An old friend of mine recently posted a video blog that I found to be brilliant.
Mike (GeePaw) Hill presented Five Underplayed Premises of TDD on a web page that contains an article and a video. The video and the article appear to be identical in content; so you can read, or listen, or both. However, there is much more information in the video, because Mike’s passion is an effective seasoning to the solid content of his article.
The primary thrust of Mike’s message is that TDD helps you to:
- Deliver Value Faster.
- Exercise Good Judgement.
- Improve Internal Quality.
- Increase Efficiency.
- Improve External Quality.
Mike makes these points quickly, adeptly, and convincingly. The video is a joy to watch. The article is a joy to read. They make me hope that the GeePaw series of video blogs will continue to produce such high quality content for a very long time.
But I have a quibble. And it’s kind of a big one – at least for me. And so, for the rest of this article, I shall employ the Writer’s Workshop convention of using the phrase “The Author”, instead of the author’s name.
It’s not a quibble with any of the author’s major points. Those points are perfectly solid. It’s a quibble with something the author said in an aside.
While discussing that TDD helps us deliver value faster, the author says:
“TDD is not about good citizenship. You are not immoral if you don’t TDD. You’re not not a good looker forwarder or a protector of the future. It’s not about citizenship. TDD isn’t even about raising the quality of your code. Now TDD very often does increase the quality of teams that aren’t doing it to begin with, but that’s actually neither here nor there, because TDD isn’t about that. TDD is about more value faster.
The other thing it’s not about? It’s not about art and it’s not about craftsmanship. It’s not about the excellence of our high standards. The reason we test drive is by test driving, we go faster. We put more value into the field faster than if we didn’t do TDD. And that is the money premise. We’re in this for the money.”
These two paragraphs are entirely inconsistent with the rest of the article in the following ways:

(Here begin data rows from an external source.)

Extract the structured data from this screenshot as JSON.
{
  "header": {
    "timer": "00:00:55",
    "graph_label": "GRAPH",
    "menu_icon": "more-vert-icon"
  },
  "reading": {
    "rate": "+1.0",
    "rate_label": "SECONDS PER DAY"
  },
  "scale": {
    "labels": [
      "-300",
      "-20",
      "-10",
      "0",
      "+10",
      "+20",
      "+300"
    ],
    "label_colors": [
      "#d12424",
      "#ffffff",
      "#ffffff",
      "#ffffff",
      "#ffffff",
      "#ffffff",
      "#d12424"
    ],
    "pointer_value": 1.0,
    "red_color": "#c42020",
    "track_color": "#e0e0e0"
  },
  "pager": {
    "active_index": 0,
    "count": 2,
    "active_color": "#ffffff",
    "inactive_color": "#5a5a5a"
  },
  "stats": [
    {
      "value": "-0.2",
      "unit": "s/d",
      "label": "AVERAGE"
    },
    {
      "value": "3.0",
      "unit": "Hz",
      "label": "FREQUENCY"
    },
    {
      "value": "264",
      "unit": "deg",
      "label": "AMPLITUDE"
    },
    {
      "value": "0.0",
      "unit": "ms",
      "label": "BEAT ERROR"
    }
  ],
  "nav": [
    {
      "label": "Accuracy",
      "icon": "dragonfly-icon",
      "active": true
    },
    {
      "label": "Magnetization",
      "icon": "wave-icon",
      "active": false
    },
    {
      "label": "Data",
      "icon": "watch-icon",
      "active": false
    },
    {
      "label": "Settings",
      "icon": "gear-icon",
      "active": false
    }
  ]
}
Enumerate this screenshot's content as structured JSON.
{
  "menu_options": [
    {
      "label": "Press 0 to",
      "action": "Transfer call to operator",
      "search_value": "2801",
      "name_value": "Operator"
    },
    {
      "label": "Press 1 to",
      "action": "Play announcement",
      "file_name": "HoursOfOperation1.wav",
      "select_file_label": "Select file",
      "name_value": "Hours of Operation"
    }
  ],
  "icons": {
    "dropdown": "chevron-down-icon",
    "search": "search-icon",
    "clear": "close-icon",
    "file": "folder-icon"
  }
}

The author asserts that TDD is not about quality; and yet his third and fifth points assert that TDD helps internal and external quality. If you accept those points then clearly TDD is about raising the quality of your code, as well as the quality of your product.
The author asserts that TDD is not about art, or craftsmanship, or excellence of our high standards; and yet his five points stress judgement, and quality, and efficiency which are the very essence of craftsmanship, art, and high standards.
The author asserts that TDD is not about good citizenship or morality. Herein lies the crux of my quibble; and so I must explain at some length.
By “citizenship” I presume the author means citizenship in the software community. By “morality” I presume the author means professional ethics. In the following discussion we’ll stick with the author’s words and infer their meanings appropriately.
How can programmers be good moral citizens if they are not using the best means at their disposal to: deliver value faster, use good judgement, improve internal quality, increase efficiency, and improve external quality? Is the author suggesting that a programmer who, out of negligence, goes slow, uses bad judgement, makes an internal mess, create gross inefficiencies, and delivers bad features is being a good moral citizen? I think that’s absurd.
Now, to be fair, it may be that the author’s point is that TDD is not the only way to achieve these five goals; and that therefore TDD is not the only way to be a good moral citizen of the software community. Whether that is so, or not, is irrelevant to the point. The fact that TDD helps with those five goals means that TDD is about good moral citizenship. It may not be the only path to that good moral citizenship; but it is a path.
Let’s say this a different way. Does the author believe that he would continue to be a good moral citizen of the software community if he abandoned TDD? Now, since I know the author to be such a good moral citizen, the only possible answer to this question is: Yes! Of course. Because the only way the author would abandon TDD is if he found some better means to achieve those five goals.
And so we can deduce that the five goals are the issue; and not TDD. Striving to achieve those five goals is what makes you a good moral citizen of the software community. TDD is merely one of the paths that assist in that striving.
That’s all well and good. However, since TDD is a path towards the goals, it is not fair to say that TDD is not about the goals. TDD is, in fact, about being a good moral citizen of the software community. TDD is about professional ethics.
Lastly, let me say that I eagerly await a better path to those goals. So far, I haven’t found one.